Researchers are highlighting an imaging-based risk model that could identify women who may benefit from supplemental breast screening, according to a study published March 17 in the Journal of Clinical Oncology.
A team led by Mikael Eriksson, PhD, from Karolinska Institutet in Solna, Sweden, reported that their model outperformed the Tyrer-Cuzick version 8 model for both short-term and long-term risk assessment of breast cancer.
"An image-based risk model developed for short-term risk to identify women who may benefit from supplemental screening can also be used to assess long-term risk for identifying women who may benefit from primary prevention," Eriksson and colleagues wrote.
As breast cancer screening becomes more personalized, there is a need for improved risk assessment models that can help with primary prevention and treatment strategies. While artificial intelligence (AI) risk models derived from imaging show high discriminatory performance compared to traditional models, the researchers pointed out that the performance of these models has only been assessed for women at short-term risk.
Eriksson and colleagues wanted to assess both the long- and short-term performances of an image-based risk model, as well as compare them to those of the Tyrer-Cuzick v8 risk model. It used an independent set of baseline mammograms from the same underlying screening cohort that was used to develop the model.
The model itself is a two-year risk model designed for women attending biennial breast cancer screening. It uses image-derived data to predict the risk of being diagnosed with a symptomatic cancer or a cancer at the next routine screening, and it is available for clinical use in the U.S. and Europe.
For the study, the researchers tested the model on 8,604 randomly selected women ages 40 to 74 years from the KARolinska MAmmography Project for Risk Prediction of Breast Cancer (KARMA) screening cohort. The cohort began in 2010 and included 2,028 incident breast cancers diagnosed before May 2022.
The team found that the risk model had better discriminatory performance over the Tyrer-Cuzick v8 model on both one- and 10-year follow-up, showing overall higher area under the curve (AUC) values.

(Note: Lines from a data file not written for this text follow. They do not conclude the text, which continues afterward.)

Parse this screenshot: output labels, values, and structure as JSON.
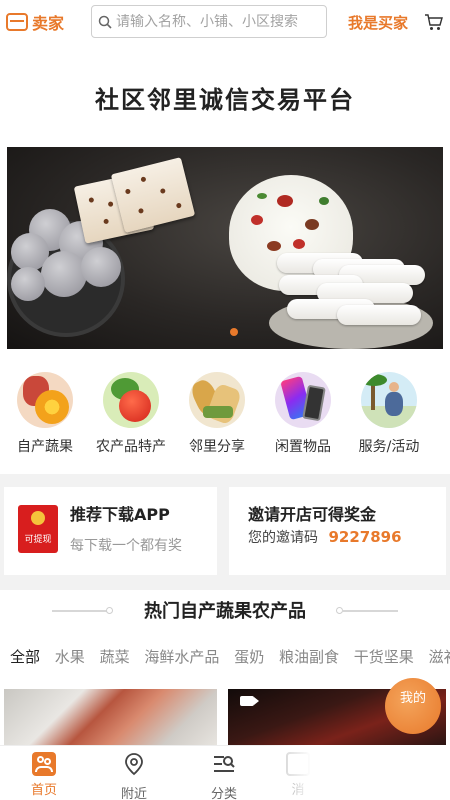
{
  "header": {
    "seller_label": "卖家",
    "search_placeholder": "请输入名称、小铺、小区搜索",
    "buyer_label": "我是买家"
  },
  "slogan": "社区邻里诚信交易平台",
  "categories": [
    {
      "label": "自产蔬果",
      "icon": "fruit-icon"
    },
    {
      "label": "农产品特产",
      "icon": "produce-icon"
    },
    {
      "label": "邻里分享",
      "icon": "share-icon"
    },
    {
      "label": "闲置物品",
      "icon": "idle-goods-icon"
    },
    {
      "label": "服务/活动",
      "icon": "service-icon"
    }
  ],
  "cards": {
    "app": {
      "badge": "可提现",
      "title": "推荐下载APP",
      "subtitle": "每下载一个都有奖"
    },
    "invite": {
      "title": "邀请开店可得奖金",
      "code_label": "您的邀请码",
      "code": "9227896"
    }
  },
  "section": {
    "title": "热门自产蔬果农产品",
    "tabs": [
      "全部",
      "水果",
      "蔬菜",
      "海鲜水产品",
      "蛋奶",
      "粮油副食",
      "干货坚果",
      "滋补"
    ],
    "active_tab": 0
  },
  "floating": {
    "mine_label": "我的"
  },
  "nav": [
    {
      "label": "首页",
      "icon": "home-icon",
      "active": true
    },
    {
      "label": "附近",
      "icon": "location-icon",
      "active": false
    },
    {
      "label": "分类",
      "icon": "category-icon",
      "active": false
    },
    {
      "label": "消",
      "icon": "message-icon",
      "active": false
    }
  ],
  "colors": {
    "accent": "#e8792b",
    "red_packet": "#d81e1e"
  }
}
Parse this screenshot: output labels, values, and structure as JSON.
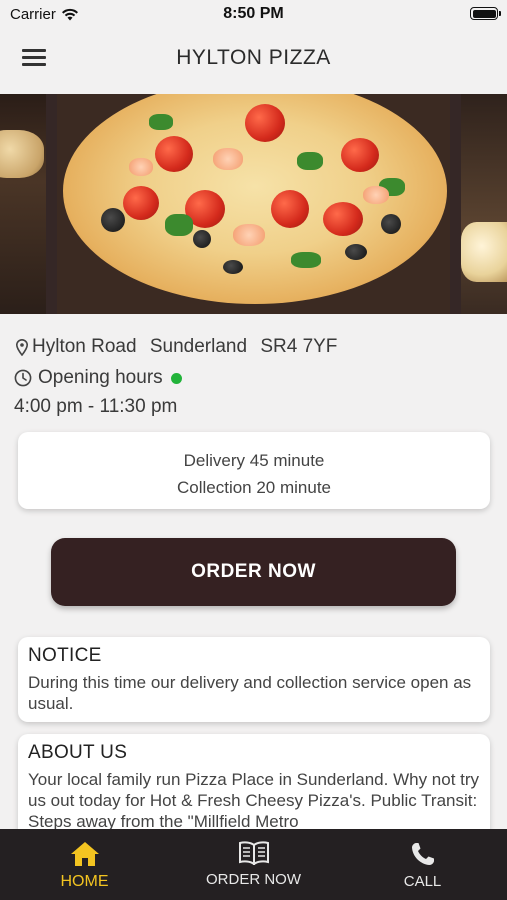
{
  "status_bar": {
    "carrier": "Carrier",
    "time": "8:50 PM"
  },
  "nav": {
    "title": "HYLTON PIZZA",
    "menu_icon": "hamburger-menu-icon"
  },
  "location": {
    "road": "Hylton Road",
    "city": "Sunderland",
    "postcode": "SR4 7YF",
    "icon": "map-pin-icon"
  },
  "hours": {
    "label": "Opening hours",
    "status_color": "#22b33a",
    "range": "4:00 pm - 11:30 pm",
    "icon": "clock-icon"
  },
  "times": {
    "delivery": "Delivery 45 minute",
    "collection": "Collection 20 minute"
  },
  "order_button": {
    "label": "ORDER NOW",
    "color": "#352122"
  },
  "notice": {
    "title": "NOTICE",
    "body": "During this time our delivery and collection service open as usual."
  },
  "about": {
    "title": "ABOUT US",
    "body": "Your local family run Pizza Place in Sunderland. Why not try us out today for Hot & Fresh Cheesy Pizza's. Public Transit: Steps away from the \"Millfield Metro"
  },
  "tabs": [
    {
      "label": "HOME",
      "icon": "home-icon",
      "active": true
    },
    {
      "label": "ORDER NOW",
      "icon": "menu-book-icon",
      "active": false
    },
    {
      "label": "CALL",
      "icon": "phone-icon",
      "active": false
    }
  ],
  "colors": {
    "accent": "#f3c421",
    "tab_bar": "#242022"
  }
}
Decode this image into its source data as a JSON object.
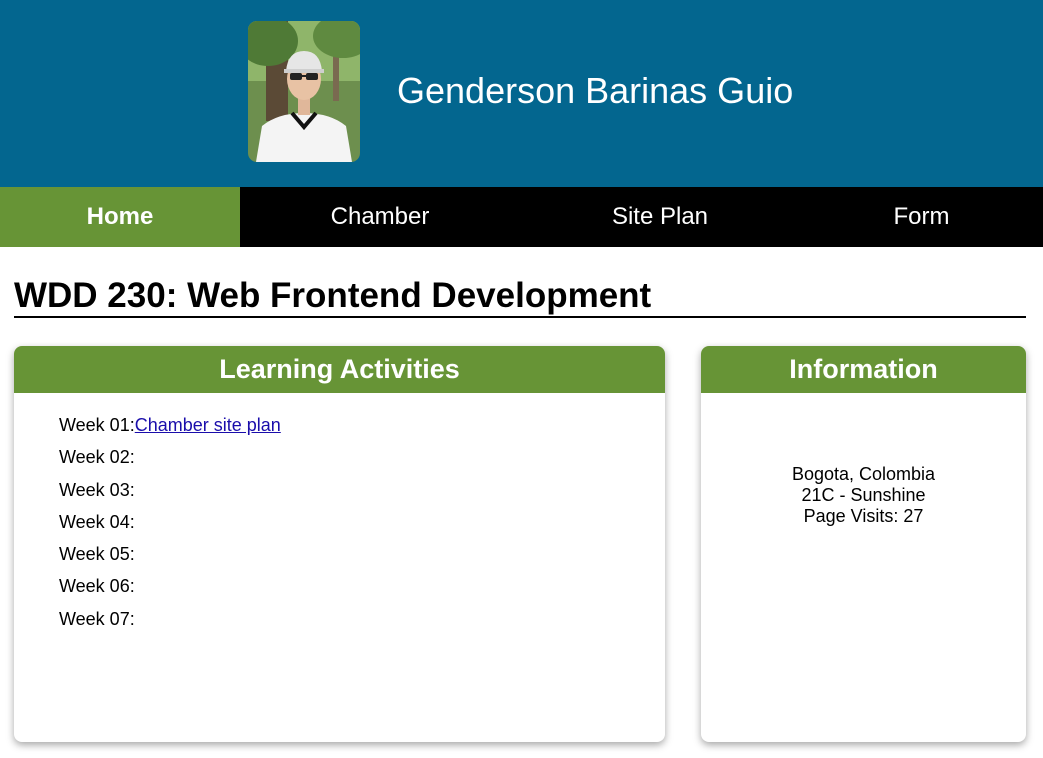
{
  "header": {
    "name": "Genderson Barinas Guio",
    "avatar_icon": "profile-photo"
  },
  "nav": {
    "items": [
      {
        "label": "Home",
        "active": true
      },
      {
        "label": "Chamber",
        "active": false
      },
      {
        "label": "Site Plan",
        "active": false
      },
      {
        "label": "Form",
        "active": false
      }
    ]
  },
  "main": {
    "title": "WDD 230: Web Frontend Development"
  },
  "learning": {
    "heading": "Learning Activities",
    "weeks": [
      {
        "label": "Week 01:",
        "link": "Chamber site plan"
      },
      {
        "label": "Week 02:",
        "link": ""
      },
      {
        "label": "Week 03:",
        "link": ""
      },
      {
        "label": "Week 04:",
        "link": ""
      },
      {
        "label": "Week 05:",
        "link": ""
      },
      {
        "label": "Week 06:",
        "link": ""
      },
      {
        "label": "Week 07:",
        "link": ""
      }
    ]
  },
  "information": {
    "heading": "Information",
    "location": "Bogota, Colombia",
    "weather": "21C - Sunshine",
    "visits": "Page Visits: 27"
  },
  "colors": {
    "header_bg": "#03668f",
    "accent_green": "#679436",
    "nav_bg": "#000000"
  }
}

|Performance of image-based risk model vs. Tyrer-Cuzick v8|
|Characteristic||Tyrer-Cuzick v8||Image-based risk model|
|Year 1||Year 10||Year 1||Year 10|
|High breast density||0.58||0.56||0.69||0.64|
|Low breast density||0.64||0.60||0.75||0.64|
|With family history||0.52||0.56||0.65||0.62|
|Without family history||0.61||0.58||0.75||0.66|
The researchers reported that when comparing the AUCs of both models at one, two, five, and 10 years of follow-up, the image-based risk model showed significantly higher AUC values across the follow-up periods in range.
The team also found that the image-based risk model showed higher AUCs in the short term, within one to three years of follow-up, with symptomatic and estrogen receptor-negative breast cancers showing the highest point estimates at or above 0.75.
In the long-term, all subtypes showed adjusted AUCs of 0.62 or greater after 10 years of follow-up. However, the image-based risk model had higher AUC values for estrogen receptor-positive, screen-detected, and invasive breast cancers in the long term (p < 0.01).
Finally, the authors found that the proportion of breast cancers identified as high-risk using the image-based risk model was 20%, significantly larger than the corresponding proportion identified using Tyrer-Cuzick at 7.1% (p < 0.01).
While the study indicates that the image-based risk model shows better overall performance, Eriksson and colleagues called for future studies to investigate the addition of lifestyle and familial risk factors, as well as genetic determinants to the image-based risk model.